> **AIM OF THE EXERCISE**: When a line in the data below includes "plus", pick it out and copy it.

Recorded data:
■ ■ ■ ■ ■

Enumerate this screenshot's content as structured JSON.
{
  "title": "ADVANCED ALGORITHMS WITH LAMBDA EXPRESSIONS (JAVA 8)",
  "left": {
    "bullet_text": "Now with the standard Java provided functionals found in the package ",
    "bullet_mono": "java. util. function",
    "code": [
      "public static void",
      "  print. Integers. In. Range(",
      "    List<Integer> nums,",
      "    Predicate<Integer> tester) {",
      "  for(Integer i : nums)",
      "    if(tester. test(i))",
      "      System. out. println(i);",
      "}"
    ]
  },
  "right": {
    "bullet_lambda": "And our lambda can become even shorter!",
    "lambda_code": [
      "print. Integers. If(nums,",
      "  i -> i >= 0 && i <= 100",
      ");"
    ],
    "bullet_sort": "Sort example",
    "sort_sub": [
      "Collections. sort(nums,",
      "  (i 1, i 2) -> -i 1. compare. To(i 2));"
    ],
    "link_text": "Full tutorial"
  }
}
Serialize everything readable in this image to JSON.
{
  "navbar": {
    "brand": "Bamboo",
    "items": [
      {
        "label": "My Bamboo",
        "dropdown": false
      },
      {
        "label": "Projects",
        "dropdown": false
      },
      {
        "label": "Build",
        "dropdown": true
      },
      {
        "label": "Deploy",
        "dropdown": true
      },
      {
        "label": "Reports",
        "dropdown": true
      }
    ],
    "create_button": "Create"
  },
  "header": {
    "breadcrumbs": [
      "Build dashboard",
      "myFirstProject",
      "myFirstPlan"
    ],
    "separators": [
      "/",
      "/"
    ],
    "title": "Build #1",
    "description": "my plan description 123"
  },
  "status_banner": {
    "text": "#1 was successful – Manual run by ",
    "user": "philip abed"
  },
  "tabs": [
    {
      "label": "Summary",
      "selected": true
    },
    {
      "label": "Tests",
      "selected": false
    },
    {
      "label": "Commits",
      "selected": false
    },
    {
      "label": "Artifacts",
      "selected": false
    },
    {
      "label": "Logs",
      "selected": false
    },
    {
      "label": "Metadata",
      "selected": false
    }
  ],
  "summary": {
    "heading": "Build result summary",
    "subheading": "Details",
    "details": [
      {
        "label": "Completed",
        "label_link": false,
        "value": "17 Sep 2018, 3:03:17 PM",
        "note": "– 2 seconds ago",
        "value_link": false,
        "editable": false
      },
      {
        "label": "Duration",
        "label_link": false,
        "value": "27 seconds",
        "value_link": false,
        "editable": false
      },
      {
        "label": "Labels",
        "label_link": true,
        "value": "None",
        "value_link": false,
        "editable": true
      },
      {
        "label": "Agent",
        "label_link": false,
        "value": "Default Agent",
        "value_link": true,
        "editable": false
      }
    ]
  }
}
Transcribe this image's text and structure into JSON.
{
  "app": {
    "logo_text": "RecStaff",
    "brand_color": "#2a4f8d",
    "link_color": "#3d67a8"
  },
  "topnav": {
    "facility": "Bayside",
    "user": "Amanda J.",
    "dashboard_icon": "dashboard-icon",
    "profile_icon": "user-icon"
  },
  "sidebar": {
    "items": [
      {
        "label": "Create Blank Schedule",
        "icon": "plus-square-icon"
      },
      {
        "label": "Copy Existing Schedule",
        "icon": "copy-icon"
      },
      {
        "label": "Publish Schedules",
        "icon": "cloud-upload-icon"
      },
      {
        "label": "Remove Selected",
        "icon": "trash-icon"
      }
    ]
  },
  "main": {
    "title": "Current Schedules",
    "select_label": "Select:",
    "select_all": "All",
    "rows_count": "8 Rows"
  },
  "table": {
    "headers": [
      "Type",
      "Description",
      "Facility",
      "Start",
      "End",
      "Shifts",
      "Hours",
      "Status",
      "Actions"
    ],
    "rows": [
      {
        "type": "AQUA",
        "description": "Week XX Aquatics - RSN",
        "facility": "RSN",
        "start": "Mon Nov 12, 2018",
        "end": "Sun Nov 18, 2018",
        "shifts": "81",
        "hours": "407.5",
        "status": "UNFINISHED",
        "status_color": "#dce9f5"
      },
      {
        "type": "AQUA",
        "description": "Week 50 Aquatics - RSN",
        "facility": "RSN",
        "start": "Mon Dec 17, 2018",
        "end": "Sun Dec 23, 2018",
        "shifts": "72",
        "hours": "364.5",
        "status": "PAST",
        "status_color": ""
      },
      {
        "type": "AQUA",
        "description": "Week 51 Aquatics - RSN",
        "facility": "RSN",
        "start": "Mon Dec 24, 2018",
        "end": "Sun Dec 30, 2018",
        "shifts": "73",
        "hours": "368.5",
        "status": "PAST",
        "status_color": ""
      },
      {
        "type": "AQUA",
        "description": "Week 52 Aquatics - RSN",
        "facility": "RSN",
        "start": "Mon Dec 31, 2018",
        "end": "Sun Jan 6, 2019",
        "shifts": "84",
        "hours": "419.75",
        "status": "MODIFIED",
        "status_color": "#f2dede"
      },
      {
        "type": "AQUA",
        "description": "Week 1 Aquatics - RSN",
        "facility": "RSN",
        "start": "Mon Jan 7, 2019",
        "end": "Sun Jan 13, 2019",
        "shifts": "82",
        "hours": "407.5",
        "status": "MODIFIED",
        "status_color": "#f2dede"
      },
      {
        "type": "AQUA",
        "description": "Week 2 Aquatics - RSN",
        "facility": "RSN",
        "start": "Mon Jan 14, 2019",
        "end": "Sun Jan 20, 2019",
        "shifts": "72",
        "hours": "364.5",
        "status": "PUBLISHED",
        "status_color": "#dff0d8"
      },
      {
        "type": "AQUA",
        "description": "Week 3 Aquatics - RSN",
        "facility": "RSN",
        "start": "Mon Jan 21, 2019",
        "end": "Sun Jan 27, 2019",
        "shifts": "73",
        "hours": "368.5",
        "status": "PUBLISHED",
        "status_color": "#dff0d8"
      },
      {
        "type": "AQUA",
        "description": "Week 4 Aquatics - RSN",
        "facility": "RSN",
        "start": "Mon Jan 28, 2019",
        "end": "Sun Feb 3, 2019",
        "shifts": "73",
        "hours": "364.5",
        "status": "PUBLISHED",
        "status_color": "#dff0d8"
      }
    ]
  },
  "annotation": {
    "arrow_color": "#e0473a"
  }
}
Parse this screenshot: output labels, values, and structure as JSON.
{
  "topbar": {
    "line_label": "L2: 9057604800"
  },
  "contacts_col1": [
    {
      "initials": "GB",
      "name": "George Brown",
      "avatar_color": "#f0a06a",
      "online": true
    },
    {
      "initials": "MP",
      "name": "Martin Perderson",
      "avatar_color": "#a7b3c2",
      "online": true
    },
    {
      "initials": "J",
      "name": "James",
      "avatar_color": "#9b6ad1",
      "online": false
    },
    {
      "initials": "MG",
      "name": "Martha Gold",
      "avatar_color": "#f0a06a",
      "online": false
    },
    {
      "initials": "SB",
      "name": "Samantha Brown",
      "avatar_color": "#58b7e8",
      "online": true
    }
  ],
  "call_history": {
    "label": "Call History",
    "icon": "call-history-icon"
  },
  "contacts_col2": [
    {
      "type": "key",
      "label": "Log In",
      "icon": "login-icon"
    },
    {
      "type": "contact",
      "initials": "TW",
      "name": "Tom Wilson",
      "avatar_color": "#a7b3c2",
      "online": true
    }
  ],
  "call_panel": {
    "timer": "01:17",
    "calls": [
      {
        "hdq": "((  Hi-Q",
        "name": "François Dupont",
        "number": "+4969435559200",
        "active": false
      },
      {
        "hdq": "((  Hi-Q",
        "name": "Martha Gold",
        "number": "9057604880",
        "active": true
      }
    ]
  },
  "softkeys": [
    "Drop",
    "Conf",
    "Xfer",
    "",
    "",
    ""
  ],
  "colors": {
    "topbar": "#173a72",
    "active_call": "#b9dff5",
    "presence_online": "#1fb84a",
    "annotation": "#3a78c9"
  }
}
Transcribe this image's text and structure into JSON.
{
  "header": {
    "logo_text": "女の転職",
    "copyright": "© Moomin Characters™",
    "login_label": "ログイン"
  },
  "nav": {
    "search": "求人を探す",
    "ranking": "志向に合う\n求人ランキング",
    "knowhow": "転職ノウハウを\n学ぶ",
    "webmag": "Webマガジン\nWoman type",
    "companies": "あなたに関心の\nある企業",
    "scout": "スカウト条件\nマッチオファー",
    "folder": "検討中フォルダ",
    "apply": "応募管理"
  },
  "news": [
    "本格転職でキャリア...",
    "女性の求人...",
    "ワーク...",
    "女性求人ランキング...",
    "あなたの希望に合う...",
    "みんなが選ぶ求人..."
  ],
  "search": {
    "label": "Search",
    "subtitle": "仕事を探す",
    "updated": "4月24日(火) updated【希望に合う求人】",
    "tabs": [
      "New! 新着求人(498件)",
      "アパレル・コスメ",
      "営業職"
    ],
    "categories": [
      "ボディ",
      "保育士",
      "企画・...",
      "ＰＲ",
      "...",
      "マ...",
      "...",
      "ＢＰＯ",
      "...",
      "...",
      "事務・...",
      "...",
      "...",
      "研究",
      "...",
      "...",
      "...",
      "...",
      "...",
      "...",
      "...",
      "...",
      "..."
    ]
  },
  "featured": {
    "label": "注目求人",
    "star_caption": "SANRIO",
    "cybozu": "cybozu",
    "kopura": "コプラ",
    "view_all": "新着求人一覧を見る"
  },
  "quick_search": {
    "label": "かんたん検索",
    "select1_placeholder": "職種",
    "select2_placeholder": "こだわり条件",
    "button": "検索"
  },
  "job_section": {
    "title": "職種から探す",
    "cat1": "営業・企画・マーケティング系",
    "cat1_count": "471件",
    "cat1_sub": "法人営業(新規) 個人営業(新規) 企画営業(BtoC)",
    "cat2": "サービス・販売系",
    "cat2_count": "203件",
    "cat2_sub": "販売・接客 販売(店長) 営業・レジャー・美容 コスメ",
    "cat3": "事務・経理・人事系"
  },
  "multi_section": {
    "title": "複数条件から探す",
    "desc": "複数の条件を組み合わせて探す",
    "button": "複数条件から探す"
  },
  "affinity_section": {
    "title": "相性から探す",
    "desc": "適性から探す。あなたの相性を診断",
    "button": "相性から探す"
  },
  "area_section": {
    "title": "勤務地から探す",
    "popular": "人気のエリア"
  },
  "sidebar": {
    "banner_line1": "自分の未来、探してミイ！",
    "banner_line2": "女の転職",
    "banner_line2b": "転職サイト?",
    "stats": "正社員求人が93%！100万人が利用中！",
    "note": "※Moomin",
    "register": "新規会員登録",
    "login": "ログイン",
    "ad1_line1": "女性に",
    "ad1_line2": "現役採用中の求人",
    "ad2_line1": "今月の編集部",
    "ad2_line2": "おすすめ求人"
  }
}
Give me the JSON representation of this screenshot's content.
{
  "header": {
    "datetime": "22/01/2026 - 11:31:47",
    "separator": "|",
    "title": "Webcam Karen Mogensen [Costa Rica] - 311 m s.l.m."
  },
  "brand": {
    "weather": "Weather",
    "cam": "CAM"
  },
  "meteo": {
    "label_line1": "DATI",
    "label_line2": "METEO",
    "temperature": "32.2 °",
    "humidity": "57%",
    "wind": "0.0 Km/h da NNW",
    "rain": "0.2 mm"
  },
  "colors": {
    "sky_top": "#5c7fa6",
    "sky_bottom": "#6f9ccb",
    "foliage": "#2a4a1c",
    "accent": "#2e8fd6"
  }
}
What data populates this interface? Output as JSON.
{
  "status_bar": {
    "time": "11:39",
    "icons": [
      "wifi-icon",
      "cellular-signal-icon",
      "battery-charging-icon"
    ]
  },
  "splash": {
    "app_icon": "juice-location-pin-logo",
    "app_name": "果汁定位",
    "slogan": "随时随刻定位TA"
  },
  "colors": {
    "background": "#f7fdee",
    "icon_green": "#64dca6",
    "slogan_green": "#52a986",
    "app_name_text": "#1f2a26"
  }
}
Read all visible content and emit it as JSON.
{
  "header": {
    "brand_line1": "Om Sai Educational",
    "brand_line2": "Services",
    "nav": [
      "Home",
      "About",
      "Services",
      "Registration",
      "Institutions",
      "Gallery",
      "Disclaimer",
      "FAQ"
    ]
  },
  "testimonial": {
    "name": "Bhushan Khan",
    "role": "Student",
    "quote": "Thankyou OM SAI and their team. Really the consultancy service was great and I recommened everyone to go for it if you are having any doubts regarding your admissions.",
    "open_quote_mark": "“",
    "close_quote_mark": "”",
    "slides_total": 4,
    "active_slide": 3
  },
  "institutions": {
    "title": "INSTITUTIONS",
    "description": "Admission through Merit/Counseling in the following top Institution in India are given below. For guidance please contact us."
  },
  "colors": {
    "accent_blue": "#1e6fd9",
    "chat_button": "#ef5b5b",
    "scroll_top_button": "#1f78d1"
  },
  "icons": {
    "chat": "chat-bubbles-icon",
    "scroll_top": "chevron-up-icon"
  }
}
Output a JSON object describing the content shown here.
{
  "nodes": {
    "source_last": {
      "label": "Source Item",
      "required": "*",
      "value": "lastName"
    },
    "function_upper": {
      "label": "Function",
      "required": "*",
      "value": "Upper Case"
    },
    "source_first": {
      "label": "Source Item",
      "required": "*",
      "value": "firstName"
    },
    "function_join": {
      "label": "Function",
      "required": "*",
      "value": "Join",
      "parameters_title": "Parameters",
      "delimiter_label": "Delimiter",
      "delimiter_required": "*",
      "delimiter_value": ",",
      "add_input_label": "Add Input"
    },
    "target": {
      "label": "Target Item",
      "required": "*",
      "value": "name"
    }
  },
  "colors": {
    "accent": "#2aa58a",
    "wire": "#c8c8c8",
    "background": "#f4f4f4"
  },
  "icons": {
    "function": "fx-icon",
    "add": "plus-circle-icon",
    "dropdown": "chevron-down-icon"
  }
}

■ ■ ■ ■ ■

> **ANSWER SPACE**:
        "icon": "plus-square-icon"
    "add": "plus-circle-icon",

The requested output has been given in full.